- Opening Delimiter -
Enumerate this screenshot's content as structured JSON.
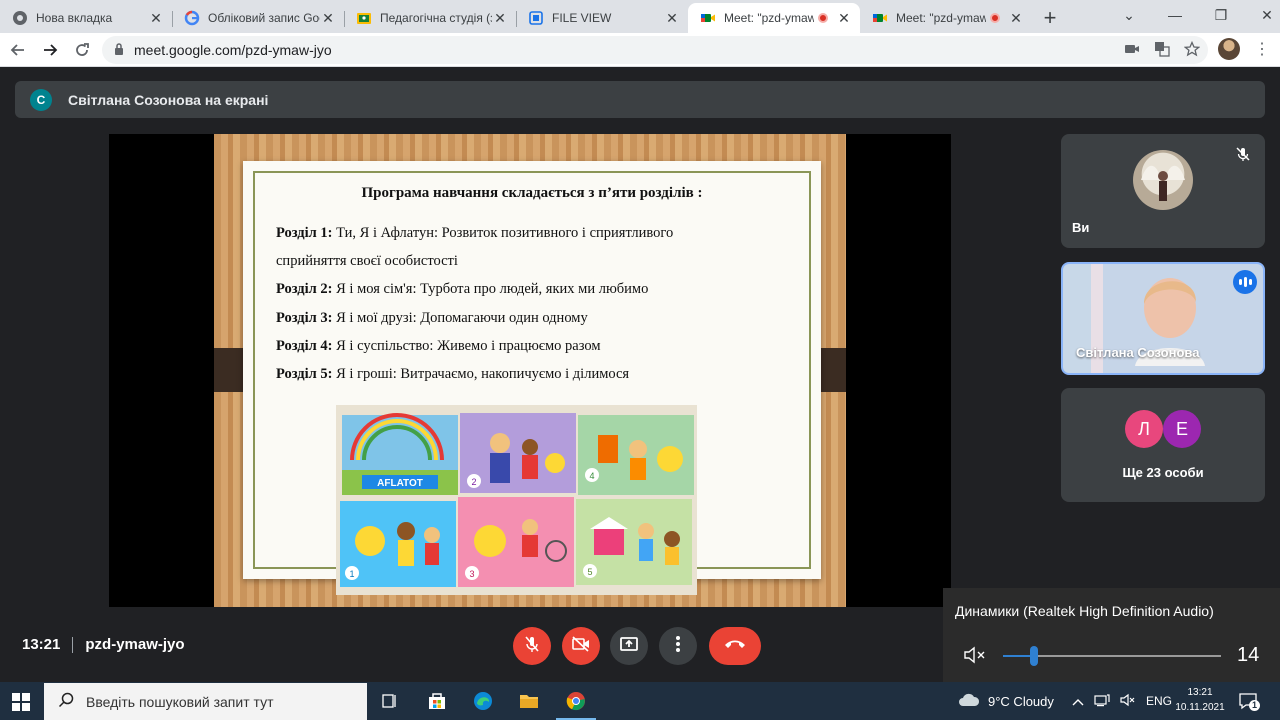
{
  "browser": {
    "tabs": [
      {
        "title": "Нова вкладка",
        "icon": "chrome-icon",
        "active": false
      },
      {
        "title": "Обліковий запис Goo",
        "icon": "google-icon",
        "active": false
      },
      {
        "title": "Педагогічна студія (з",
        "icon": "classroom-icon",
        "active": false
      },
      {
        "title": "FILE VIEW",
        "icon": "file-icon",
        "active": false
      },
      {
        "title": "Meet: \"pzd-ymaw",
        "icon": "meet-icon",
        "active": true,
        "recording": true
      },
      {
        "title": "Meet: \"pzd-ymaw",
        "icon": "meet-icon",
        "active": false,
        "recording": true
      }
    ],
    "url": "meet.google.com/pzd-ymaw-jyo"
  },
  "meet": {
    "presenter_avatar_letter": "С",
    "presenter_banner": "Світлана Созонова на екрані",
    "slide": {
      "title": "Програма навчання складається з п’яти розділів :",
      "sections": [
        {
          "label": "Розділ 1:",
          "text": "Ти, Я і Афлатун: Розвиток позитивного і сприятливого"
        },
        {
          "label": "",
          "text": "сприйняття своєї особистості"
        },
        {
          "label": "Розділ 2:",
          "text": "Я і моя сім'я: Турбота про людей, яких ми любимо"
        },
        {
          "label": "Розділ 3:",
          "text": "Я і мої друзі: Допомагаючи один одному"
        },
        {
          "label": "Розділ 4:",
          "text": "Я і суспільство: Живемо і працюємо разом"
        },
        {
          "label": "Розділ 5:",
          "text": "Я і гроші: Витрачаємо, накопичуємо і ділимося"
        }
      ],
      "photo_cards": [
        "AFLATOT",
        "2",
        "4",
        "1",
        "3",
        "5"
      ]
    },
    "participants": {
      "you_label": "Ви",
      "speaker_name": "Світлана Созонова",
      "others_letters": [
        "Л",
        "Е"
      ],
      "others_colors": [
        "#e8477d",
        "#9c27b0"
      ],
      "others_text": "Ще 23 особи"
    },
    "time": "13:21",
    "meeting_code": "pzd-ymaw-jyo",
    "controls": [
      "mic-off",
      "camera-off",
      "present",
      "more",
      "hang-up"
    ]
  },
  "volume_flyout": {
    "device": "Динамики (Realtek High Definition Audio)",
    "level": 14,
    "level_fraction": 0.14
  },
  "taskbar": {
    "search_placeholder": "Введіть пошуковий запит тут",
    "weather": "9°C  Cloudy",
    "language": "ENG",
    "clock_time": "13:21",
    "clock_date": "10.11.2021",
    "notification_count": "1"
  },
  "colors": {
    "meet_bg": "#202124",
    "tile_bg": "#3c4043",
    "danger": "#ea4335",
    "accent": "#8ab4f8",
    "taskbar": "#1f2f40"
  }
}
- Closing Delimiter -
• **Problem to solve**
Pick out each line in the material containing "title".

• **Reply**
        "title": "Нова вкладка",
        "title": "Обліковий запис Goo",
        "title": "Педагогічна студія (з",
        "title": "FILE VIEW",
        "title": "Meet: \"pzd-ymaw",
        "title": "Meet: \"pzd-ymaw",
      "title": "Програма навчання складається з п’яти розділів :",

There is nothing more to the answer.